## Records for the task
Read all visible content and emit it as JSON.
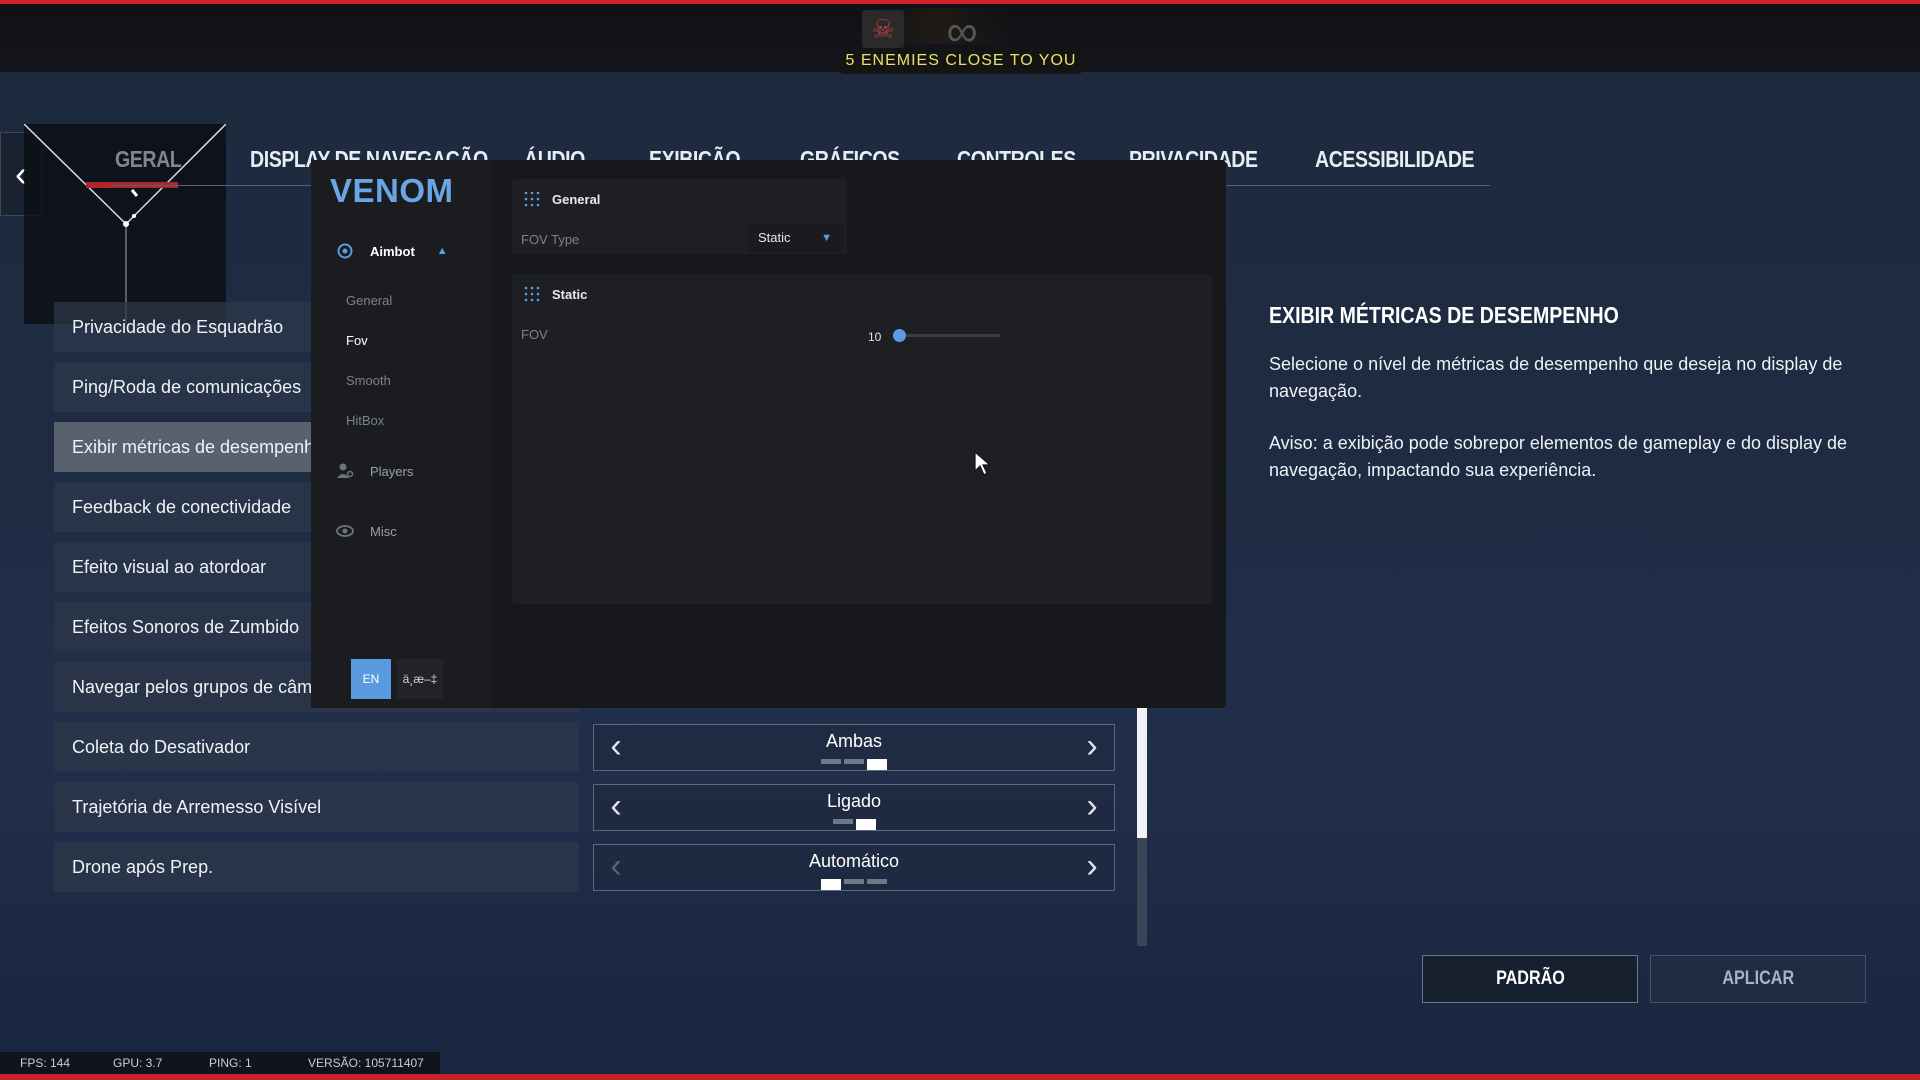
{
  "hud": {
    "enemies_banner": "5 ENEMIES CLOSE TO YOU"
  },
  "nav_tabs": [
    {
      "label": "GERAL"
    },
    {
      "label": "DISPLAY DE NAVEGAÇÃO"
    },
    {
      "label": "ÁUDIO"
    },
    {
      "label": "EXIBIÇÃO"
    },
    {
      "label": "GRÁFICOS"
    },
    {
      "label": "CONTROLES"
    },
    {
      "label": "PRIVACIDADE"
    },
    {
      "label": "ACESSIBILIDADE"
    }
  ],
  "settings": [
    {
      "label": "Privacidade do Esquadrão"
    },
    {
      "label": "Ping/Roda de comunicações"
    },
    {
      "label": "Exibir métricas de desempenho"
    },
    {
      "label": "Feedback de conectividade"
    },
    {
      "label": "Efeito visual ao atordoar"
    },
    {
      "label": "Efeitos Sonoros de Zumbido"
    },
    {
      "label": "Navegar pelos grupos de câmeras"
    },
    {
      "label": "Coleta do Desativador",
      "value": "Ambas",
      "options_count": 3,
      "selected_index": 2
    },
    {
      "label": "Trajetória de Arremesso Visível",
      "value": "Ligado",
      "options_count": 2,
      "selected_index": 1
    },
    {
      "label": "Drone após Prep.",
      "value": "Automático",
      "options_count": 3,
      "selected_index": 0
    }
  ],
  "info": {
    "title": "EXIBIR MÉTRICAS DE DESEMPENHO",
    "text1": "Selecione o nível de métricas de desempenho que deseja no display de navegação.",
    "text2": "Aviso: a exibição pode sobrepor elementos de gameplay e do display de navegação, impactando sua experiência."
  },
  "buttons": {
    "default": "PADRÃO",
    "apply": "APLICAR"
  },
  "status": {
    "fps": "FPS: 144",
    "gpu": "GPU: 3.7",
    "ping": "PING: 1",
    "version": "VERSÃO: 105711407"
  },
  "venom": {
    "logo": "VENOM",
    "nav": {
      "aimbot": "Aimbot",
      "players": "Players",
      "misc": "Misc"
    },
    "aimbot_sub": [
      "General",
      "Fov",
      "Smooth",
      "HitBox"
    ],
    "lang_en": "EN",
    "lang_alt": "ä¸­æ–‡",
    "general_panel": {
      "title": "General",
      "fov_type_label": "FOV Type",
      "fov_type_value": "Static"
    },
    "static_panel": {
      "title": "Static",
      "fov_label": "FOV",
      "fov_value": "10",
      "fov_fraction": 0.05
    }
  },
  "colors": {
    "accent_red": "#c7222c",
    "venom_blue": "#5b9ce4",
    "banner_yellow": "#e8e26a"
  }
}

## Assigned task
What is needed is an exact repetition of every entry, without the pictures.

## Exercise answer
Read all visible content and emit it as JSON.
{
  "hud": {
    "enemies_banner": "5 ENEMIES CLOSE TO YOU"
  },
  "nav_tabs": [
    {
      "label": "GERAL"
    },
    {
      "label": "DISPLAY DE NAVEGAÇÃO"
    },
    {
      "label": "ÁUDIO"
    },
    {
      "label": "EXIBIÇÃO"
    },
    {
      "label": "GRÁFICOS"
    },
    {
      "label": "CONTROLES"
    },
    {
      "label": "PRIVACIDADE"
    },
    {
      "label": "ACESSIBILIDADE"
    }
  ],
  "settings": [
    {
      "label": "Privacidade do Esquadrão"
    },
    {
      "label": "Ping/Roda de comunicações"
    },
    {
      "label": "Exibir métricas de desempenho"
    },
    {
      "label": "Feedback de conectividade"
    },
    {
      "label": "Efeito visual ao atordoar"
    },
    {
      "label": "Efeitos Sonoros de Zumbido"
    },
    {
      "label": "Navegar pelos grupos de câmeras"
    },
    {
      "label": "Coleta do Desativador",
      "value": "Ambas",
      "options_count": 3,
      "selected_index": 2
    },
    {
      "label": "Trajetória de Arremesso Visível",
      "value": "Ligado",
      "options_count": 2,
      "selected_index": 1
    },
    {
      "label": "Drone após Prep.",
      "value": "Automático",
      "options_count": 3,
      "selected_index": 0
    }
  ],
  "info": {
    "title": "EXIBIR MÉTRICAS DE DESEMPENHO",
    "text1": "Selecione o nível de métricas de desempenho que deseja no display de navegação.",
    "text2": "Aviso: a exibição pode sobrepor elementos de gameplay e do display de navegação, impactando sua experiência."
  },
  "buttons": {
    "default": "PADRÃO",
    "apply": "APLICAR"
  },
  "status": {
    "fps": "FPS: 144",
    "gpu": "GPU: 3.7",
    "ping": "PING: 1",
    "version": "VERSÃO: 105711407"
  },
  "venom": {
    "logo": "VENOM",
    "nav": {
      "aimbot": "Aimbot",
      "players": "Players",
      "misc": "Misc"
    },
    "aimbot_sub": [
      "General",
      "Fov",
      "Smooth",
      "HitBox"
    ],
    "lang_en": "EN",
    "lang_alt": "ä¸­æ–‡",
    "general_panel": {
      "title": "General",
      "fov_type_label": "FOV Type",
      "fov_type_value": "Static"
    },
    "static_panel": {
      "title": "Static",
      "fov_label": "FOV",
      "fov_value": "10",
      "fov_fraction": 0.05
    }
  },
  "colors": {
    "accent_red": "#c7222c",
    "venom_blue": "#5b9ce4",
    "banner_yellow": "#e8e26a"
  }
}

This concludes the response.